The Alexandra Book Store is celebrated for its magnificent ballroom turned café. I could have spent hours in this Renaissance style space, gazing at the fresco ceiling, gilded molding, and exquisite chandeliers. I enjoyed a tasty lunch that was quite reasonably priced. View this video of the café.
Juneau, Alaska boasts three independent bookstores where I could have spent days. I made it to two of them—the call of the ship, you know—Hearthside Books and Rainy Retreat Books. The friendly proprietors recommended works by Alaskan authors Sue Henry and John Straley.
Back to the Murder on Tour group: in chapter one the group gathers to “travel” the state of Florida. Soon-to-be victim Carlene Arness is pitching a fit about the poor writing that pervades Murder in the Keys by an Annette with a last name containing a string of consonants. Out of respect for my fellow authors, I made up this title and kept the author name vague. I hope and pray that an Annette with a consonant-laden last name doesn’t up and publish such a title.
The other selections are shared without drama or author maligning. Among them are The Paperboy by Pete Dexter, the dark story of a Florida newspaper family during the late sixties; Raymond Chandler’s classic Key Largo; and A Deep Blue Good-By, the first in John MacDonald’s color-coded series. Due to my runaway word count, works by Carl Hiaasen, Nancy J. Cohen, Elaine Viets, and Edna Buchanan ended up on the cutting room floor, to borrow film parlance.
Bon voyage and happy reading!
My favorite resource for travel reading ideas is the Stop You’re Killing Me! Location index.
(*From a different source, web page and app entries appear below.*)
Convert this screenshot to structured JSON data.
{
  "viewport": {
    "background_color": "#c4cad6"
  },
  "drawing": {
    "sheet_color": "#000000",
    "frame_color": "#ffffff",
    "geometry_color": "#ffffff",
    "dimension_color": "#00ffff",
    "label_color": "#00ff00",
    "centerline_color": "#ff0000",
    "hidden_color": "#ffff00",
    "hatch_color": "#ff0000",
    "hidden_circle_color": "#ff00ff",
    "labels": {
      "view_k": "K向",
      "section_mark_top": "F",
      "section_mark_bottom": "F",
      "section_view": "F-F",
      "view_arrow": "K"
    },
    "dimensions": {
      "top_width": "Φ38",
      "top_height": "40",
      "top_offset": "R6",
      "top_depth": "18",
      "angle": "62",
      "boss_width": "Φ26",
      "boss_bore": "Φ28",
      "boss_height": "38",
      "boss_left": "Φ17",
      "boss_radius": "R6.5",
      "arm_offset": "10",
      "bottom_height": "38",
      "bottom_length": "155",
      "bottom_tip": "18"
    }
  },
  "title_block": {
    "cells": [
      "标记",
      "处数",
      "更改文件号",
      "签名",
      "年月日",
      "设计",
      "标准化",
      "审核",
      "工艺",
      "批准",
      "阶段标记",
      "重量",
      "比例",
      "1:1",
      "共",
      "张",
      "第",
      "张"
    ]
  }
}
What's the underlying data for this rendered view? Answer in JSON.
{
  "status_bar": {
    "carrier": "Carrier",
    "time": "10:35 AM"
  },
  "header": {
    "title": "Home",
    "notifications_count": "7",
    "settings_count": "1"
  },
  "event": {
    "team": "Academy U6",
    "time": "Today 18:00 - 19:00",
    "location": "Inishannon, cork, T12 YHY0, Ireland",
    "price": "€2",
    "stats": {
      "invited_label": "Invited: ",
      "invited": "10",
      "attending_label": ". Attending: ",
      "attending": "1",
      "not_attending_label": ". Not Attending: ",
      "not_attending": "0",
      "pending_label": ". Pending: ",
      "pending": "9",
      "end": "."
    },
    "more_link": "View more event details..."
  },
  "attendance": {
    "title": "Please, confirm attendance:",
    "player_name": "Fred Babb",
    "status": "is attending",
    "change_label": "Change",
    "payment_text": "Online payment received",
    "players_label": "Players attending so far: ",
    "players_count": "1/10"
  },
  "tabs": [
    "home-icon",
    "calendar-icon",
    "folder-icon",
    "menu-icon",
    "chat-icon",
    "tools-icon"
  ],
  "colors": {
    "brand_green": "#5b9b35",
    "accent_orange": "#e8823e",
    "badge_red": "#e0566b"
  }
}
SYKM is a mega database that lets you hunt down mystery authors by location, anywhere in the world.
Maggie graduated from Elizabeth Seton College and earned a B.S. degree in Business Administration from Rochester Institute of Technology. She has called New Jersey, Massachusetts, and California home. These days she lives in Richmond, Virginia with her husband, Glen, and cats, Morris and Olive.
Visit Maggie’s web site at www.maggie.king.
Nothing can kill a good book group discussion like cold-blooded murder. Especially when the victim is one of the group’s own. Cyanide is the topic du jour for the mystery fanatics of Murder on Tour, but for their poor hostess, Carlene Arness—who just published her own whodunit—it makes for a surprise ending. One minute, Carlene is speaking animatedly about featuring the poison in her new book. The next, she’s slumped over in a chair, dead from a sip of tea. Did the writer take her research too far? Or did one of the group’s members take a love of true crime to the extreme?
Founding member Hazel Rose is rounding up suspects. Any of her fellow bibliophiles could be the killer. And she soon discovers that almost all of them had a motive. Even Hazel herself, whose ex-husband married Carlene, could be accused of harboring jealousy. The truth is, Carlene wasn’t just hard to read, she was also hard to like—and the scandalous secrets Hazel unearths would make Carlene’s idol, Agatha Christie, turn over in her grave.
Purchase Link AMAZON
Sounds interesting! Again, Maggie, thank you for sharing with us today!